(Interface dataset entries)

__________________________________________________

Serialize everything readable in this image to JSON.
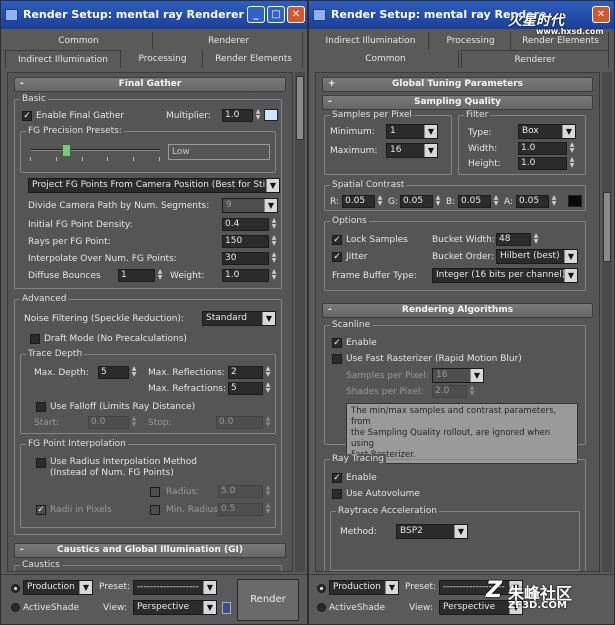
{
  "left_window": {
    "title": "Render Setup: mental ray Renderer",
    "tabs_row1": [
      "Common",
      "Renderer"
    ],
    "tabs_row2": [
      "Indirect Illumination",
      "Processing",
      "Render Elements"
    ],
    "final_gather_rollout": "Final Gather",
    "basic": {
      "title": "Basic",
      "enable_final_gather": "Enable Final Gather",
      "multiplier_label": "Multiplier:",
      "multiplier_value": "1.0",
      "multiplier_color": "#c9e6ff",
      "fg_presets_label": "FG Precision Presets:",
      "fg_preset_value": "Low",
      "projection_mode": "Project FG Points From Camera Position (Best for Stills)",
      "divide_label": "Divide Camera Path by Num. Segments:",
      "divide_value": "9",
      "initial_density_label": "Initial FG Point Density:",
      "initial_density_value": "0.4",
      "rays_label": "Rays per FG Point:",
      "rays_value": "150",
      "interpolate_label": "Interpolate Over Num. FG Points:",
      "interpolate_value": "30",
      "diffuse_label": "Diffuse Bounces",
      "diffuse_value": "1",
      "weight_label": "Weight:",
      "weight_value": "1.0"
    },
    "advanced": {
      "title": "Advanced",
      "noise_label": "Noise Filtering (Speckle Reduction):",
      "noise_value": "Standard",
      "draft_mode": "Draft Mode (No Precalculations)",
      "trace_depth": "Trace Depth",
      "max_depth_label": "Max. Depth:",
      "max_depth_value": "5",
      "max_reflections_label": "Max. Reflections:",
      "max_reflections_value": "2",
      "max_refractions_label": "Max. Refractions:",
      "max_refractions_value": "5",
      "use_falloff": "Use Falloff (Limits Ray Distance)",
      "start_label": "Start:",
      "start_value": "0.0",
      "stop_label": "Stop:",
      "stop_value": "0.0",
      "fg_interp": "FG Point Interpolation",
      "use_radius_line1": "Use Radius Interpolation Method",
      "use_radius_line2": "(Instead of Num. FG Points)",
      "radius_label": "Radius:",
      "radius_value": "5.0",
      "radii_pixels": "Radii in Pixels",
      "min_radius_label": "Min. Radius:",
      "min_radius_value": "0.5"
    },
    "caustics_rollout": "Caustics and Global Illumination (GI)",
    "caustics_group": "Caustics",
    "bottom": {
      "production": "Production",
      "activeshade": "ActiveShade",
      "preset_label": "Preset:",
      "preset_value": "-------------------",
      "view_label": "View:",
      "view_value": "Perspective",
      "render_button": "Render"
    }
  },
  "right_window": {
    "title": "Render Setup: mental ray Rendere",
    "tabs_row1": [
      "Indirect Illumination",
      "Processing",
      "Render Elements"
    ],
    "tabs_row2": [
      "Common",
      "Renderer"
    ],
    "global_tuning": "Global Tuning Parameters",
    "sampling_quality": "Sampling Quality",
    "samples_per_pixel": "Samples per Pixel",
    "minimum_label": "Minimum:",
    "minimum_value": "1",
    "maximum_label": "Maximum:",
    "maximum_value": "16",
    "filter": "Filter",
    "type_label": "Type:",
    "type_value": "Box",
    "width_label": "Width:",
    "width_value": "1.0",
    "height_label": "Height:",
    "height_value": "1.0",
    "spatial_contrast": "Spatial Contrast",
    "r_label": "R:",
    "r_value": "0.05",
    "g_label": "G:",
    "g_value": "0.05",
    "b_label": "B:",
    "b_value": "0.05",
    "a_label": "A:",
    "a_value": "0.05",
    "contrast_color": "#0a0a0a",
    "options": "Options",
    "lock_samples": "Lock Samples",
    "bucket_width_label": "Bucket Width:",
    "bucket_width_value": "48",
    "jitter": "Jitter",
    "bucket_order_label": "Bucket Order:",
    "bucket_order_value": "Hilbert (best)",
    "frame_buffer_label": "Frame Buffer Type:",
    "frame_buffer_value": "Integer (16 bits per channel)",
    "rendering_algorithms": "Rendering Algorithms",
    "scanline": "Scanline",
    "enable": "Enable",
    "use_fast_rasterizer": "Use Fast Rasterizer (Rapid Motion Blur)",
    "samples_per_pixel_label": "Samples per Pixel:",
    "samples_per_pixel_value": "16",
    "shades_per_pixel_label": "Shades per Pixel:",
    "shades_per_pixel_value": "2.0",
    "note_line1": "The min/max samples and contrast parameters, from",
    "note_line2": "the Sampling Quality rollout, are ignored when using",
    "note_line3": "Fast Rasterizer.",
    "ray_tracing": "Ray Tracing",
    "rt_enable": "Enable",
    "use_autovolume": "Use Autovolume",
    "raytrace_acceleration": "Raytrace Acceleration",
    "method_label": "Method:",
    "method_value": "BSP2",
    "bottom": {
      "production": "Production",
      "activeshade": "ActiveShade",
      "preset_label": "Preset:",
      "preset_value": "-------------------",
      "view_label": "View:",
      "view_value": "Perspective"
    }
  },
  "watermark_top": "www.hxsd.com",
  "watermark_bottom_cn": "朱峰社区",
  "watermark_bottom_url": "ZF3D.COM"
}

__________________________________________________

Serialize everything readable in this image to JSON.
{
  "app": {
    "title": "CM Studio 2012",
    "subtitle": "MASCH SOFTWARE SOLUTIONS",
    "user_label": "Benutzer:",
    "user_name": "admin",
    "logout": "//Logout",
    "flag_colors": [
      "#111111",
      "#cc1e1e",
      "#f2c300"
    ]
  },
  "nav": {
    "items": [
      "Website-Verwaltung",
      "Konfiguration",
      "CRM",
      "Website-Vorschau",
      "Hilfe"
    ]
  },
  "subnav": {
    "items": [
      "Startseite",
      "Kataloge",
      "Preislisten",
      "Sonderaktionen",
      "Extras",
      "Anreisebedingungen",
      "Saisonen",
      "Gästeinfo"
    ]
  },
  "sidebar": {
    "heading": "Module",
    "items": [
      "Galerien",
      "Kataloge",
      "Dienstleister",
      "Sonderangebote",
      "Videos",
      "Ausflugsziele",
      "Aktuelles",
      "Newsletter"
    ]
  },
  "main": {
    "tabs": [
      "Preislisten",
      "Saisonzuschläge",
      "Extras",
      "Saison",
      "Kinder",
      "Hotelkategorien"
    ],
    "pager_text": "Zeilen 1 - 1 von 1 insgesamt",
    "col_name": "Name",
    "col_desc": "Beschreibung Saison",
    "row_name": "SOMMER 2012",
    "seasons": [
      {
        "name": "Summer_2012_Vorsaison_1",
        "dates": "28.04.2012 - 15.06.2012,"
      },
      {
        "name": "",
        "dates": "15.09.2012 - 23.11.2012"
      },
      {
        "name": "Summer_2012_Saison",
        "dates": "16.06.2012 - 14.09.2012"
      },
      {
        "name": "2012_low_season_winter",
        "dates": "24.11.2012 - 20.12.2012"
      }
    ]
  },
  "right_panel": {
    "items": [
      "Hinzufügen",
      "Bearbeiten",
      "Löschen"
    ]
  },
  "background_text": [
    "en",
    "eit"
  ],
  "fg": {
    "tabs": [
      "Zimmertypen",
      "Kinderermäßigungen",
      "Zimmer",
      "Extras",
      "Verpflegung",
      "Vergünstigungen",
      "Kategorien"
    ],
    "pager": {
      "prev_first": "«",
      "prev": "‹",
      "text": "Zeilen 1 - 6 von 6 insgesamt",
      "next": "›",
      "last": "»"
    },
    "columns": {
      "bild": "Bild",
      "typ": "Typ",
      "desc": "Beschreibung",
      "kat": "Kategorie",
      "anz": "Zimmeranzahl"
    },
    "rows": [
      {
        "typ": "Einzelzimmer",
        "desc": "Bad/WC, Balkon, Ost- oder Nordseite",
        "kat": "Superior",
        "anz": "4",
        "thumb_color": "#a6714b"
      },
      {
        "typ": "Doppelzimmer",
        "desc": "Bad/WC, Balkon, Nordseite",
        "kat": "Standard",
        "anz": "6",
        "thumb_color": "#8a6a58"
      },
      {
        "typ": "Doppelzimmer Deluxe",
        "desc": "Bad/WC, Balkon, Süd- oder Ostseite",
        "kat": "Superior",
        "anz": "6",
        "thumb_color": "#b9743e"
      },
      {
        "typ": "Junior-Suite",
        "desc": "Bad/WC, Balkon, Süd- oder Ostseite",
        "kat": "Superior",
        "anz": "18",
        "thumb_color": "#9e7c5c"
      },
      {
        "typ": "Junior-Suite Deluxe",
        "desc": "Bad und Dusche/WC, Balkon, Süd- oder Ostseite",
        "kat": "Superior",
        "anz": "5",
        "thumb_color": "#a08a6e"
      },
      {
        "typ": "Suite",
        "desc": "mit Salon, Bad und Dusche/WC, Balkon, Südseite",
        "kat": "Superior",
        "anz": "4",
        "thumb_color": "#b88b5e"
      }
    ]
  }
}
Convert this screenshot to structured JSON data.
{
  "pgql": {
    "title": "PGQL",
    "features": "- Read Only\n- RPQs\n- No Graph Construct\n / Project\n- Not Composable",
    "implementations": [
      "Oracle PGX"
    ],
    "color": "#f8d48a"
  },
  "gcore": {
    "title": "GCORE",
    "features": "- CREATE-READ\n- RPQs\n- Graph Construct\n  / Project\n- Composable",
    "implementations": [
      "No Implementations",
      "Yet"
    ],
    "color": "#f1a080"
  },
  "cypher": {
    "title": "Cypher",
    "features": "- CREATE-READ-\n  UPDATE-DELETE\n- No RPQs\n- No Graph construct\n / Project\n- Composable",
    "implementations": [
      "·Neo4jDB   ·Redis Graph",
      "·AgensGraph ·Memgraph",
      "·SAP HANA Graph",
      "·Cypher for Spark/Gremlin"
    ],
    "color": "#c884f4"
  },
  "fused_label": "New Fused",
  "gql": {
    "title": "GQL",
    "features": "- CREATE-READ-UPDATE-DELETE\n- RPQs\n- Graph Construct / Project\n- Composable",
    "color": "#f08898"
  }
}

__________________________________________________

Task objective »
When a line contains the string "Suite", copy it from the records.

Solution »
        "typ": "Junior-Suite",
        "typ": "Junior-Suite Deluxe",
        "typ": "Suite",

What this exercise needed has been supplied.